At the May 2015 Faculty Development Summer Institute, faculty members from across the college discussed our list of general education outcomes. In fall 2015, the Outcomes Committee reviewed our list of outcomes and the feedback from the Summer Institute and recommended revisions to the list to the Faculty Senate, who adopted the new list (see below) in spring 2016.

Currently, the Outcomes Committee is conducting research on student learning through a project approved by PSC’s Institutional Review Board. We are collecting representative samples of student work and assignments from across general education courses to shape our inquiry and to develop innovative ways to map and narrate what students are learning.

What should you get out of your college classes?

Is graduating from college a matter of checking off a list of course requirements, or can you expect more? At Prairie State College (PSC), we hope to give you more than just a degree; we hope to equip you with a set of skills that you can use to transform your world.

We want our students to develop personally and as critical thinkers and global citizens. We believe that the five outcomes listed below comprise some important aspects of how we hope to help our students serve in and lead their communities.

Hover over each outcome below for additional information.

  • Communication
  • Creative Thinking
  • Cultural Understanding
  • Information Literacy
  • Problem Solving

Each course has its own emphasis, but we hope you’ll see overlap from one type of class to the next. For instance, you might engage in problem solving in your chemistry class and in your philosophy class--they seem like they’d be very different classes, but you are learning some of the same thinking skills in each one.

Why think about what I’m learning?

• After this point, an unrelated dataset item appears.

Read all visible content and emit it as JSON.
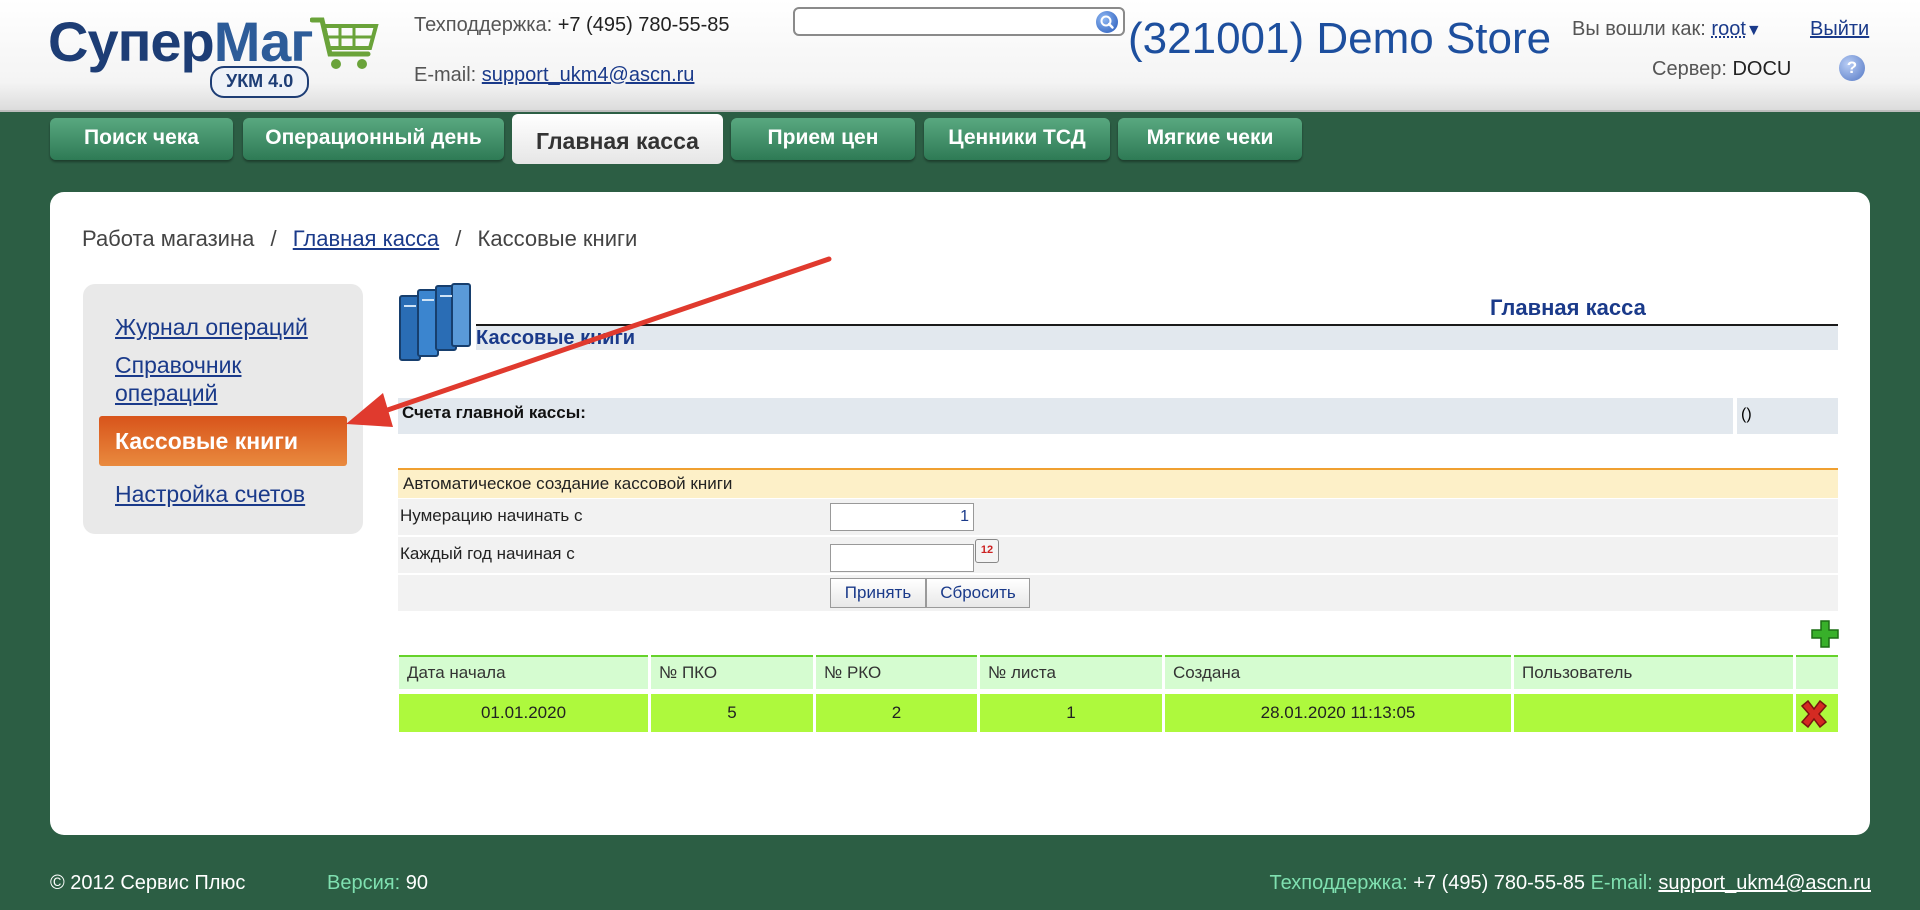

It’s tempting to think that employers are only looking to hire someone with a degree. Degrees are helpful, but employers really want to hire someone who has learned something from school. For instance, in a recent survey of employers (PDF), 93% of employers said that a student’s ability to “think critically, communicate clearly, and solve complex problems is more important than their undergraduate major.” PSC’s outcomes help you to identify the major things you should be learning across all of your courses.

And the core outcomes can help you succeed in our career programs, too. The chair of Prairie State’s Nursing Department, for instance, has said that students going into the Nursing Program who can problem solve and communicate well will be more successful than those who passed the prerequisite classes but didn’t retain the skills.

We want you to do well in our classes, and we want what you learn here to stick with you for the long term!

Which classes should I pick?

All of our general education classes--the ones that are required for most associate degrees and for transfer to other colleges--cover at least one of the outcomes, so you will be sure to encounter all of them. If you’d like more information about PSC’s outcomes, please contact Jason Evans, the Outcomes Committee Chair.